New Jersey's week-long black bear hunt is underway, and it's bringing out hunters and protesters.
Monday opened the season, allowing 7,000 hunters to track and kill black bears in portions of seven Garden State counties.
"I hunted bear in New Jersey last year and the year before," said Jeffrey Guiliano, a hunter.
The New Jersey Department of Environmental Protection argues the hunt drastically reduces black bear-human encounters.
"The number of encounters are dropping pretty dramatically. We have had a 43 percent decrease in category one encounters, which includes bears entering homes and camps," said Larry Ragonese, press director for the New Jersey Department of Environmental Protection.
But protesters don't buy that.
"Complaints rose and fell in the 1990s when no bear hunting occurred," said Angi Metler, with the Bear Education Resource Program.
Metler said New Jersey needs a better and non-lethal management plan.
"We are trying to encourage people to become bear-smart. Take simple steps to contain garbage and contents around your home. That is the number one solution," Metler said
Some protesters claimed the bears that hunters are targeting aren't the bears causing problems, but some hunters disagree.
"Bears should be hibernating this time of year. The bears that aren't hibernating could be the problem," Guiliano said.

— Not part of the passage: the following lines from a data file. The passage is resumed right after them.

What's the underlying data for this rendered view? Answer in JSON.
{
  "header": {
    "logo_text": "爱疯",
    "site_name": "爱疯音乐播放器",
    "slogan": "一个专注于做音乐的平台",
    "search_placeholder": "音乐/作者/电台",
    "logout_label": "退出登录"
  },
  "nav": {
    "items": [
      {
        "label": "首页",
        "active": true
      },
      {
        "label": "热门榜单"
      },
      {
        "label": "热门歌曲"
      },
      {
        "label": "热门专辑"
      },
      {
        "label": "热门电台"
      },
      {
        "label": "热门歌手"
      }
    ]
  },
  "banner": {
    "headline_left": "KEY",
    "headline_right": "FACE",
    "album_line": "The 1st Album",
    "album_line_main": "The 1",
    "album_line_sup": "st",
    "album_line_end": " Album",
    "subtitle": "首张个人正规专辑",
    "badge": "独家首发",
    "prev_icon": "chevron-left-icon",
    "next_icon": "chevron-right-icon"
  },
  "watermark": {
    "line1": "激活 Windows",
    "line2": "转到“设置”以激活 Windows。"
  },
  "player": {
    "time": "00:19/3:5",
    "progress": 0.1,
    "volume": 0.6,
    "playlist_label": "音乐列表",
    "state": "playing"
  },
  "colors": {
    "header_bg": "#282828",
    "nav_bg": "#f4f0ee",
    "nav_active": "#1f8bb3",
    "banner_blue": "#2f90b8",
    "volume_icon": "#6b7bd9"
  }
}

The state expects a total harvest of nearly 300 black bears this season, while groups like the Sierra Club worry annual hunts could eventually put black bears at risk of a complete wipe out in the state.